## What you are asked to do
Repeat the listing verbatim. Drop any pictures.

## The records
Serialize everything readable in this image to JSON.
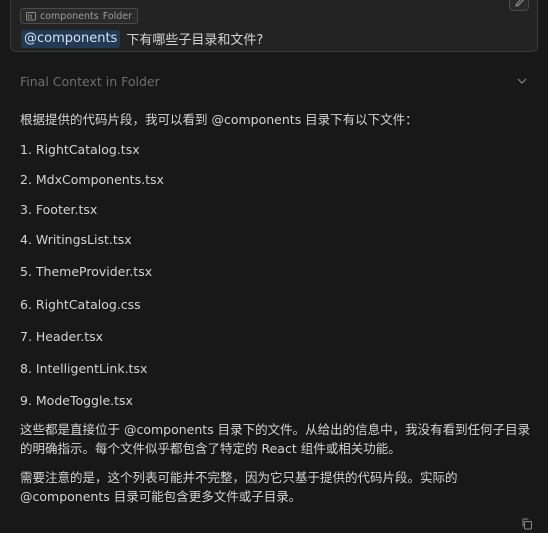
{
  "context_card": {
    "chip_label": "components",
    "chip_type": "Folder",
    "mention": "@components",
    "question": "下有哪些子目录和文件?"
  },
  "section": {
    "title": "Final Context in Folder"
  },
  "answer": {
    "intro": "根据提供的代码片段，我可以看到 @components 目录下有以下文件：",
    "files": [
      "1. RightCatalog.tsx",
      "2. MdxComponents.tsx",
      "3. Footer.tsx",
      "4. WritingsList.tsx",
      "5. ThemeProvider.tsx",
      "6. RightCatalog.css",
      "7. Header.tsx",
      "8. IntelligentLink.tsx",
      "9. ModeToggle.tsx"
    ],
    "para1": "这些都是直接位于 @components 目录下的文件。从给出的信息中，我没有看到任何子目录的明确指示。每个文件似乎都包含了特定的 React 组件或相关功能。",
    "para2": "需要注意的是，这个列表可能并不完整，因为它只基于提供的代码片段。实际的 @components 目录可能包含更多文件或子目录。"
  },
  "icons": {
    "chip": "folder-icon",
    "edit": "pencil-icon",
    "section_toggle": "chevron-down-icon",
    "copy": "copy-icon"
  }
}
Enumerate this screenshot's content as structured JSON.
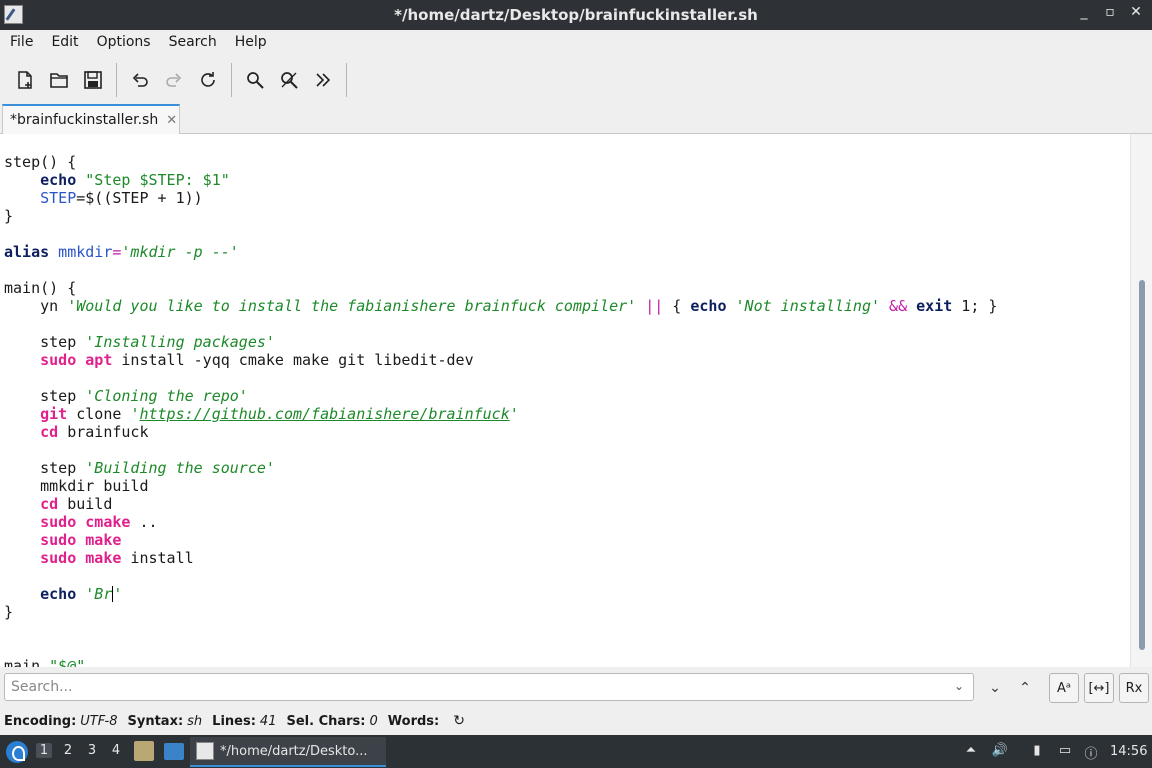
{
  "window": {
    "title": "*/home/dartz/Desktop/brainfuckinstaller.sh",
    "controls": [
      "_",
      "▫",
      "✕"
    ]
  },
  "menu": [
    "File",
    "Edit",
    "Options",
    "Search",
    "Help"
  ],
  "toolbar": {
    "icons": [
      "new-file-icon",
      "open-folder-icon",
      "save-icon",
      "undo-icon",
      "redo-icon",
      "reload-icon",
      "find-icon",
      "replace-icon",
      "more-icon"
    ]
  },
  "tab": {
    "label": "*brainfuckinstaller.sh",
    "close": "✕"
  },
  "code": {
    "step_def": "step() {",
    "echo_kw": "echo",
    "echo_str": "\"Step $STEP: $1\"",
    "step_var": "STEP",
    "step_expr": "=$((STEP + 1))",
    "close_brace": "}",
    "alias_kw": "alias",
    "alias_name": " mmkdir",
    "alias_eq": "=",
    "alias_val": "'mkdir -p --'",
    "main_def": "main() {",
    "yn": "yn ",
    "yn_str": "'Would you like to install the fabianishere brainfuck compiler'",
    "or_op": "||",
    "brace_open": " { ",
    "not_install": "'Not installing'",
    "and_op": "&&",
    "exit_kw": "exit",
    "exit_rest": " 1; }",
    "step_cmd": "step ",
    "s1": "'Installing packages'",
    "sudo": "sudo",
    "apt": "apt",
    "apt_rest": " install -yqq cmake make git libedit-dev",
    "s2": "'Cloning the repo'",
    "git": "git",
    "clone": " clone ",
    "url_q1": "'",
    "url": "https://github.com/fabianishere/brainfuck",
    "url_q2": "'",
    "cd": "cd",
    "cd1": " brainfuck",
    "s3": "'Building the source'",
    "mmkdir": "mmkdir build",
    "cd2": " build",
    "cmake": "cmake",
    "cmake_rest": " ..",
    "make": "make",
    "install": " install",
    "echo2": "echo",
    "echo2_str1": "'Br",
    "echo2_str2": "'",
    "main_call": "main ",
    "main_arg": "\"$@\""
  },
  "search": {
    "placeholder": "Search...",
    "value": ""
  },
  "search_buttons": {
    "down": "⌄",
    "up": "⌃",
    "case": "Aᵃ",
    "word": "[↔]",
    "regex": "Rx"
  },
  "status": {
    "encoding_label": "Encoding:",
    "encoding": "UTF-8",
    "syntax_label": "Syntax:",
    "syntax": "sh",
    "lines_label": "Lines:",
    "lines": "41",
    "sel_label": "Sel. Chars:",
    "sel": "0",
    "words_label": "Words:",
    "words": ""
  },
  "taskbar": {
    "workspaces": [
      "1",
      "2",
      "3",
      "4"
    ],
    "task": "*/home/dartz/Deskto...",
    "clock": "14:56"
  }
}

## Response area
Serialize everything readable in this image to JSON.
{
  "context_card": {
    "chip_label": "components",
    "chip_type": "Folder",
    "mention": "@components",
    "question": "下有哪些子目录和文件?"
  },
  "section": {
    "title": "Final Context in Folder"
  },
  "answer": {
    "intro": "根据提供的代码片段，我可以看到 @components 目录下有以下文件：",
    "files": [
      "1. RightCatalog.tsx",
      "2. MdxComponents.tsx",
      "3. Footer.tsx",
      "4. WritingsList.tsx",
      "5. ThemeProvider.tsx",
      "6. RightCatalog.css",
      "7. Header.tsx",
      "8. IntelligentLink.tsx",
      "9. ModeToggle.tsx"
    ],
    "para1": "这些都是直接位于 @components 目录下的文件。从给出的信息中，我没有看到任何子目录的明确指示。每个文件似乎都包含了特定的 React 组件或相关功能。",
    "para2": "需要注意的是，这个列表可能并不完整，因为它只基于提供的代码片段。实际的 @components 目录可能包含更多文件或子目录。"
  },
  "icons": {
    "chip": "folder-icon",
    "edit": "pencil-icon",
    "section_toggle": "chevron-down-icon",
    "copy": "copy-icon"
  }
}
Enumerate this screenshot's content as structured JSON.
{
  "window": {
    "title": "*/home/dartz/Desktop/brainfuckinstaller.sh",
    "controls": [
      "_",
      "▫",
      "✕"
    ]
  },
  "menu": [
    "File",
    "Edit",
    "Options",
    "Search",
    "Help"
  ],
  "toolbar": {
    "icons": [
      "new-file-icon",
      "open-folder-icon",
      "save-icon",
      "undo-icon",
      "redo-icon",
      "reload-icon",
      "find-icon",
      "replace-icon",
      "more-icon"
    ]
  },
  "tab": {
    "label": "*brainfuckinstaller.sh",
    "close": "✕"
  },
  "code": {
    "step_def": "step() {",
    "echo_kw": "echo",
    "echo_str": "\"Step $STEP: $1\"",
    "step_var": "STEP",
    "step_expr": "=$((STEP + 1))",
    "close_brace": "}",
    "alias_kw": "alias",
    "alias_name": " mmkdir",
    "alias_eq": "=",
    "alias_val": "'mkdir -p --'",
    "main_def": "main() {",
    "yn": "yn ",
    "yn_str": "'Would you like to install the fabianishere brainfuck compiler'",
    "or_op": "||",
    "brace_open": " { ",
    "not_install": "'Not installing'",
    "and_op": "&&",
    "exit_kw": "exit",
    "exit_rest": " 1; }",
    "step_cmd": "step ",
    "s1": "'Installing packages'",
    "sudo": "sudo",
    "apt": "apt",
    "apt_rest": " install -yqq cmake make git libedit-dev",
    "s2": "'Cloning the repo'",
    "git": "git",
    "clone": " clone ",
    "url_q1": "'",
    "url": "https://github.com/fabianishere/brainfuck",
    "url_q2": "'",
    "cd": "cd",
    "cd1": " brainfuck",
    "s3": "'Building the source'",
    "mmkdir": "mmkdir build",
    "cd2": " build",
    "cmake": "cmake",
    "cmake_rest": " ..",
    "make": "make",
    "install": " install",
    "echo2": "echo",
    "echo2_str1": "'Br",
    "echo2_str2": "'",
    "main_call": "main ",
    "main_arg": "\"$@\""
  },
  "search": {
    "placeholder": "Search...",
    "value": ""
  },
  "search_buttons": {
    "down": "⌄",
    "up": "⌃",
    "case": "Aᵃ",
    "word": "[↔]",
    "regex": "Rx"
  },
  "status": {
    "encoding_label": "Encoding:",
    "encoding": "UTF-8",
    "syntax_label": "Syntax:",
    "syntax": "sh",
    "lines_label": "Lines:",
    "lines": "41",
    "sel_label": "Sel. Chars:",
    "sel": "0",
    "words_label": "Words:",
    "words": ""
  },
  "taskbar": {
    "workspaces": [
      "1",
      "2",
      "3",
      "4"
    ],
    "task": "*/home/dartz/Deskto...",
    "clock": "14:56"
  }
}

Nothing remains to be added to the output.